Saved data entries »
◇ ◇ ◇ ◇

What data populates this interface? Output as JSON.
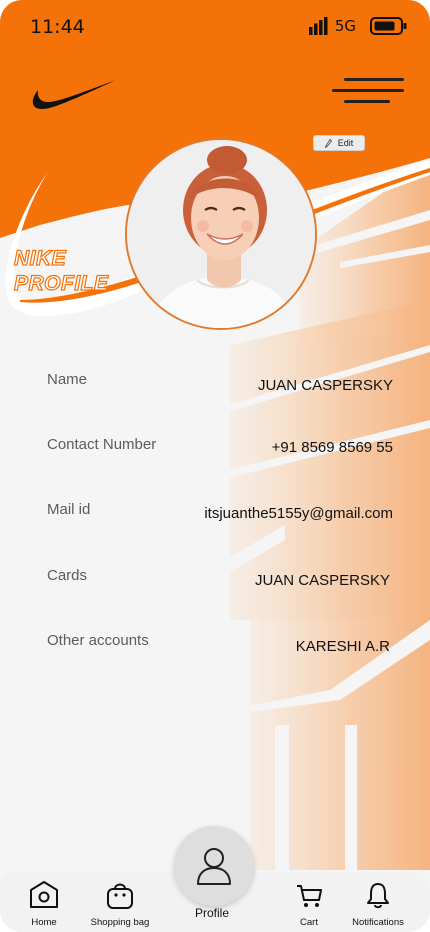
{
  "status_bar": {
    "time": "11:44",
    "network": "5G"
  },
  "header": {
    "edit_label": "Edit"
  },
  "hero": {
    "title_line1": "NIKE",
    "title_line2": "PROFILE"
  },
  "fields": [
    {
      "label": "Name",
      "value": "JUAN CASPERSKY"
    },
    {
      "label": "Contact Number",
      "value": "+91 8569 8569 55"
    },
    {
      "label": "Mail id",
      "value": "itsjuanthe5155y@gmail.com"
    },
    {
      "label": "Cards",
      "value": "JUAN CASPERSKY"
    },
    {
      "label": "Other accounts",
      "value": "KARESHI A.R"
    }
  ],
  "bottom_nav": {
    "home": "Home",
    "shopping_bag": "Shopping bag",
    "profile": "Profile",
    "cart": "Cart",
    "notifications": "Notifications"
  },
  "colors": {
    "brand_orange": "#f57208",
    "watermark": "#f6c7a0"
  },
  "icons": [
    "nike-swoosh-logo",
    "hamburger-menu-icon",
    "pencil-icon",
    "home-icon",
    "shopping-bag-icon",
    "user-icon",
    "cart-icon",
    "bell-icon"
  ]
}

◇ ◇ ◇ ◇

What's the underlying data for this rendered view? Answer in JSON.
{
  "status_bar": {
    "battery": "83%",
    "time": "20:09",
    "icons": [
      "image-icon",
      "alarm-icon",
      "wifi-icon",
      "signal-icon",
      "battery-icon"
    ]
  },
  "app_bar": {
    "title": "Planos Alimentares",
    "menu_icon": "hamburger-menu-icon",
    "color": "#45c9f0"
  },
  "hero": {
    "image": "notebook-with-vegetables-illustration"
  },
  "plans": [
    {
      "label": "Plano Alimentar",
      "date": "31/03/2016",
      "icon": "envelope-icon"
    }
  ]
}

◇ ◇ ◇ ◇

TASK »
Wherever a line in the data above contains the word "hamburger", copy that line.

EXERCISE SOLUTION »
    "hamburger-menu-icon",
    "menu_icon": "hamburger-menu-icon",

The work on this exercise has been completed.